For more than thirty years, Dean Vroman has been raising crops, pigs, and cattle in Minnesota. While equipment and facilities have been important, his most valuable investment has most likely been the relationships he’s built with farmers and industry professionals that have allowed his farming operation to grow and provide an opportunity for the next generation.
Dean grew up on a farm near Milroy, Minnesota, and when he was a senior in high school, he began renting a farm about a mile away from the Vromans’ “home farm.” A few years later he had the opportunity to purchase farmland where he currently lives and farms along with his wife Alice. They have been married for 33 years and have four adult children, Tony, Jackie, Jen and Andrew.
Dean has raised pigs through his entire farming career, but his operation has evolved significantly over the years. In 1992, the Vromans built a small farrow-to-finish facility which they operated until last year.
Dean invested in the Calumet gilt multiplier barn built by Pipestone System in 1992 and received gilts for his farrowing operation until Pipestone closed operations there. He and a group of other farmers actually purchased the Calumet barn and operated it as a commercial farrow-to-finish barn until about a year ago.
After the sale of the Calumet barn, Dean invested in a new Pipestone System sow barn built in South Dakota and expects to receive the first group of isoweans from that barn in September 2018.
“We’re excited to be back to getting pigs from a single source of isoweans,” he said.
They expect to finish 30,000 pigs in 2019 in a combination of their own nursery and finishing barns as well as working with contract producers. They are constructing a 2,400 head finishing barn and in the process of remodeling the farrow-to-finish barn into a nursery barn. They also raise corn, oats and alfalfa and finish beef cattle at three sites.

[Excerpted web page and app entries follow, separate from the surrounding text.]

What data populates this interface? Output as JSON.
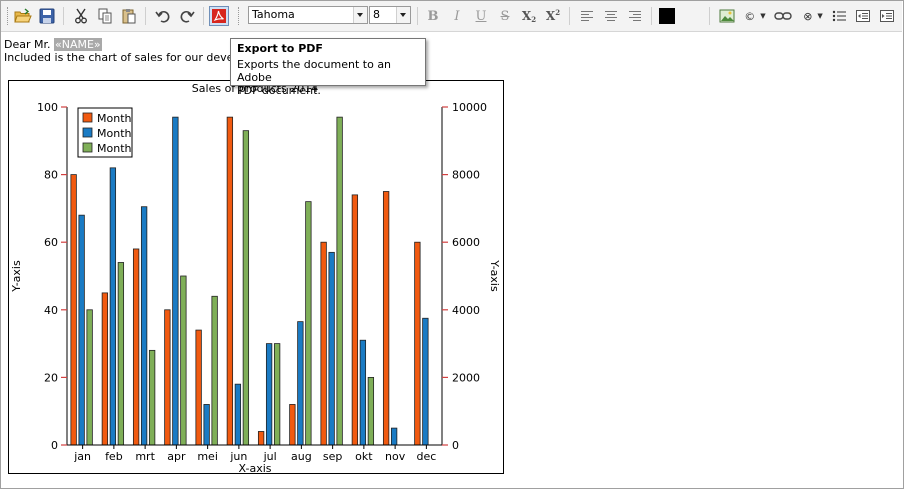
{
  "toolbar": {
    "font_name": "Tahoma",
    "font_size": "8",
    "color_swatch": "#000000"
  },
  "document": {
    "greeting": "Dear Mr.",
    "merge_field": "«NAME»",
    "intro": "Included is the chart of sales for our developm"
  },
  "tooltip": {
    "title": "Export to PDF",
    "body_line1": "Exports the document to an Adobe",
    "body_line2": "PDF document."
  },
  "chart_data": {
    "type": "bar",
    "title": "Sales of products 2014",
    "xlabel": "X-axis",
    "ylabel": "Y-axis",
    "y2label": "Y-axis",
    "categories": [
      "jan",
      "feb",
      "mrt",
      "apr",
      "mei",
      "jun",
      "jul",
      "aug",
      "sep",
      "okt",
      "nov",
      "dec"
    ],
    "series": [
      {
        "name": "Month",
        "color": "#f15a10",
        "axis": "left",
        "values": [
          80,
          45,
          58,
          40,
          34,
          97,
          4,
          12,
          60,
          74,
          75,
          60
        ]
      },
      {
        "name": "Month",
        "color": "#1a7bc4",
        "axis": "right",
        "values": [
          6800,
          8200,
          7050,
          9700,
          1200,
          1800,
          3000,
          3650,
          5700,
          3100,
          500,
          3750
        ]
      },
      {
        "name": "Month",
        "color": "#7faf58",
        "axis": "left",
        "values": [
          40,
          54,
          28,
          50,
          44,
          93,
          30,
          72,
          97,
          20,
          0,
          0
        ]
      }
    ],
    "ylim": [
      0,
      100
    ],
    "y2lim": [
      0,
      10000
    ],
    "yticks": [
      0,
      20,
      40,
      60,
      80,
      100
    ],
    "y2ticks": [
      0,
      2000,
      4000,
      6000,
      8000,
      10000
    ],
    "grid": false,
    "legend_position": "top-left"
  }
}
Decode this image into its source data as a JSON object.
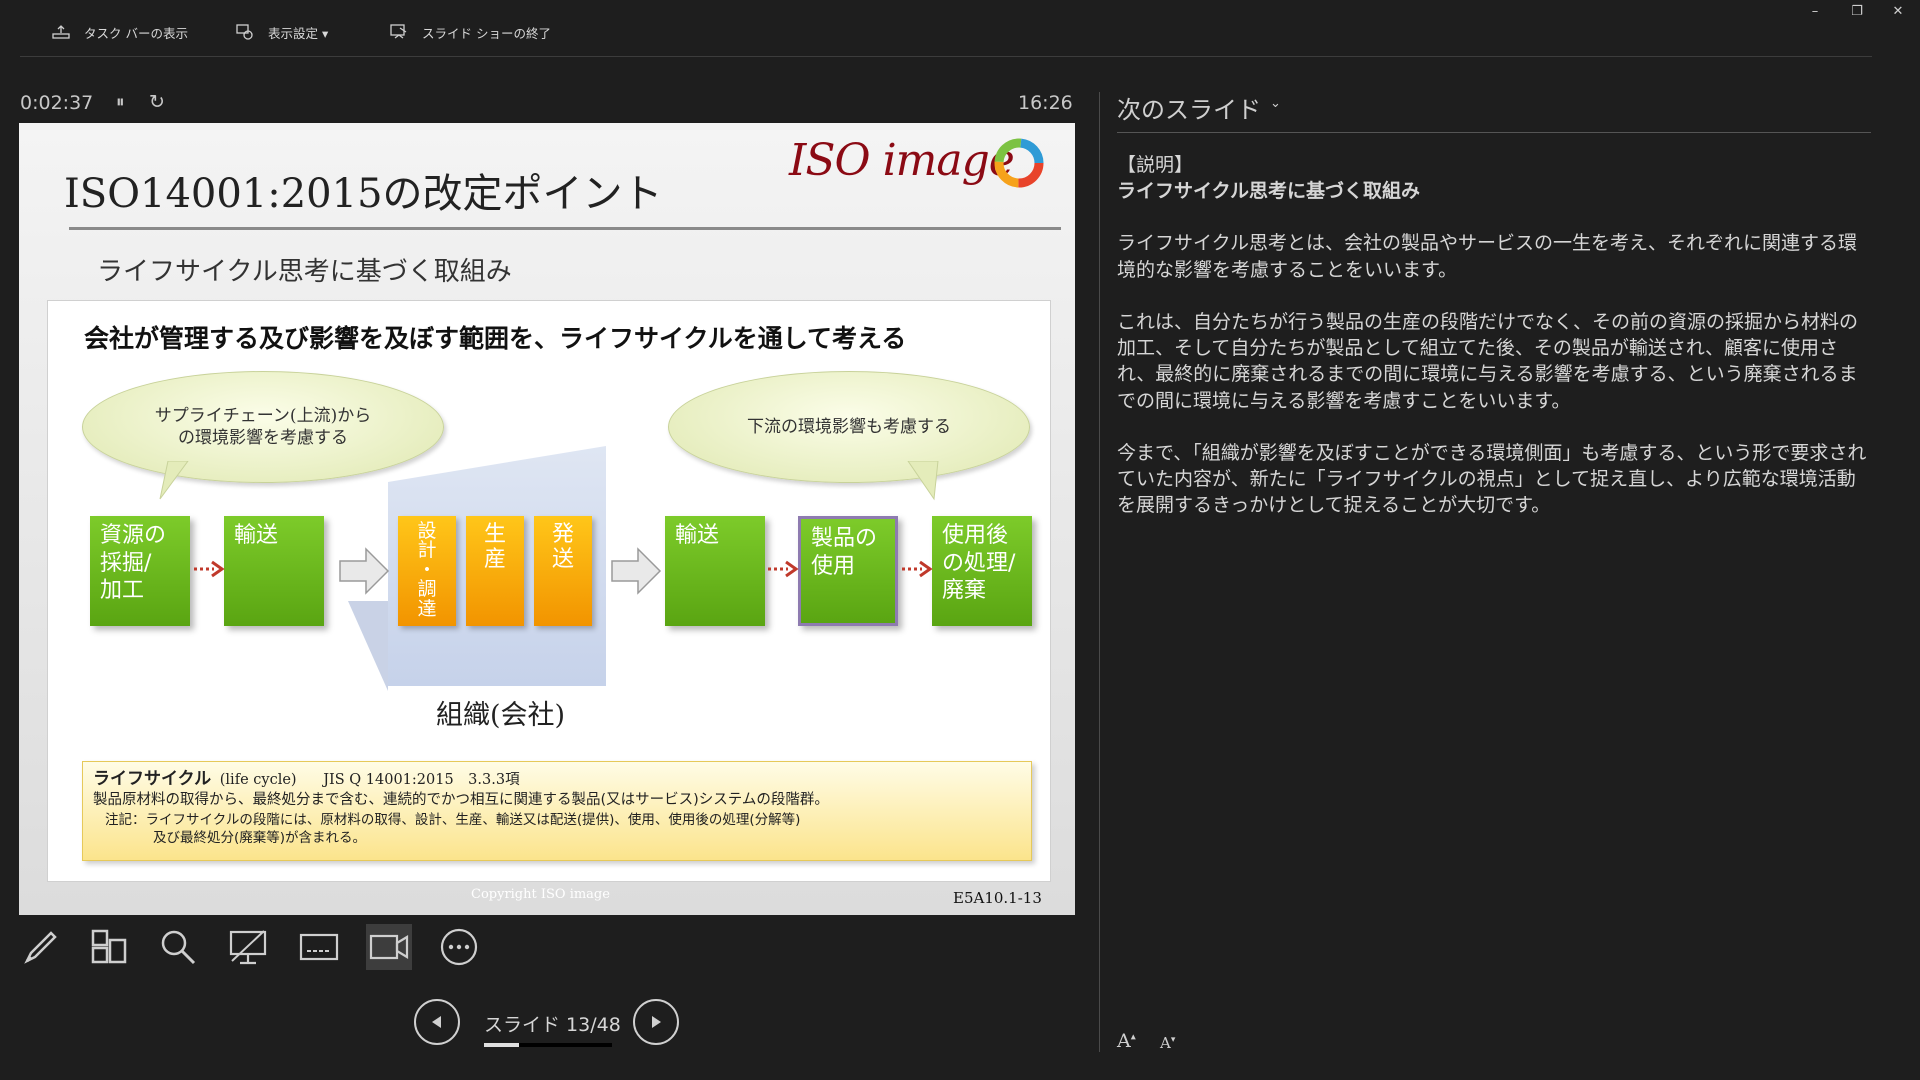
{
  "toolbar": {
    "taskbar_label": "タスク バーの表示",
    "display_label": "表示設定 ▾",
    "end_show_label": "スライド ショーの終了"
  },
  "window": {
    "minimize": "–",
    "restore": "❐",
    "close": "✕"
  },
  "timer": {
    "elapsed": "0:02:37",
    "pause_icon": "⏸",
    "reset_icon": "↻",
    "clock": "16:26"
  },
  "slide": {
    "title": "ISO14001:2015の改定ポイント",
    "logo": "ISO image",
    "subtitle": "ライフサイクル思考に基づく取組み",
    "headline": "会社が管理する及び影響を及ぼす範囲を、ライフサイクルを通して考える",
    "bubble_left": "サプライチェーン(上流)から\nの環境影響を考慮する",
    "bubble_right": "下流の環境影響も考慮する",
    "boxes": {
      "resource": "資源の\n採掘/\n加工",
      "transport1": "輸送",
      "design": "設\n計\n・\n調\n達",
      "production": "生\n産",
      "shipping": "発\n送",
      "transport2": "輸送",
      "use": "製品の\n使用",
      "disposal": "使用後\nの処理/\n廃棄"
    },
    "org_label": "組織(会社)",
    "definition": {
      "term": "ライフサイクル",
      "term_en": "(life cycle)",
      "ref": "JIS Q 14001:2015　3.3.3項",
      "line1": "製品原材料の取得から、最終処分まで含む、連続的でかつ相互に関連する製品(又はサービス)システムの段階群。",
      "note1": "注記：ライフサイクルの段階には、原材料の取得、設計、生産、輸送又は配送(提供)、使用、使用後の処理(分解等)",
      "note2": "及び最終処分(廃棄等)が含まれる。"
    },
    "copyright": "Copyright ISO image",
    "code": "E5A10.1-13"
  },
  "nav": {
    "slide_counter": "スライド 13/48",
    "current": 13,
    "total": 48
  },
  "next_panel": {
    "title": "次のスライド",
    "chevron": "⌄",
    "heading1": "【説明】",
    "heading2": "ライフサイクル思考に基づく取組み",
    "para1": "ライフサイクル思考とは、会社の製品やサービスの一生を考え、それぞれに関連する環境的な影響を考慮することをいいます。",
    "para2": "これは、自分たちが行う製品の生産の段階だけでなく、その前の資源の採掘から材料の加工、そして自分たちが製品として組立てた後、その製品が輸送され、顧客に使用され、最終的に廃棄されるまでの間に環境に与える影響を考慮する、という廃棄されるまでの間に環境に与える影響を考慮すことをいいます。",
    "para3": "今まで、「組織が影響を及ぼすことができる環境側面」も考慮する、という形で要求されていた内容が、新たに「ライフサイクルの視点」として捉え直し、より広範な環境活動を展開するきっかけとして捉えることが大切です。",
    "font_up": "A",
    "font_down": "A"
  }
}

The Vromans began working with veterinarians from Pipestone Veterinary Services at the same time they invested in the Calumet barn. The relationship has grown and expanded as their operation has over the years.
“In the beginning, we were just working with Pipestone for veterinary services for a small 200 sow farrow to finish operation,” he said. “As we grew and began receiving more pigs and also working with contract growers, we’ve worked with Pipestone for more services including feed formulation, supervising sites, and Big Stone Marketing.”
An important resource that Pipestone has provided has been record keeping along with the ability to access benchmark data for grow-finish operations. Dean said it provides a way to compare his operation and performance to peers and the rest of the industry and to find ways to continue improving animal care and performance.
“Pipestone has grown to a size where they can provide a lot of opportunities and services to independent growers that allow us to do things we wouldn’t be able to do on our own,” he said. “They have been innovative in the services they provide, which has allowed our operation to grow faster than we ever imagined we could.”
He also values relationships built throughout Pipestone.
“A good friend was the one who introduced me to the Pipestone System and was also a shareholder in Calumet,” he said. “Over time, I’ve also met a number of other growers through the system that we can ask each other questions and are willing to help each other out.”
Dean notes that most significant changes during his time farming have been in technology advancements.
“New technologies are allowing us to become better stewards of our environment and manage our natural resources in a way that provides the most benefit,” he said, citing examples of being able to monitor barns remotely, using GPS and variable rate technologies to apply fertilizer or plant seeds at exactly the right rate.
While all of Dean and Alice’s children had the opportunity to help with the farming operation while growing up, it is their youngest son, Andrew, who had the interest from a young age to follow his dad’s footsteps and to make it his passion. He, along with his wife Courtney, became full-time partners in the business about four years ago. They have a young son, Oliver, who has already been exposed to chores and is sure to be given the opportunity to contribute in a meaningful way down the road should he have the interest in doing so.
“Knowing that someone in the next generation understands the commitment and sacrifices necessary to be successful in farming and who is willing to be a partner in the business makes it easier for us to expand,” he said. “We have the assurance that there will be someone to continue the operation into the future.”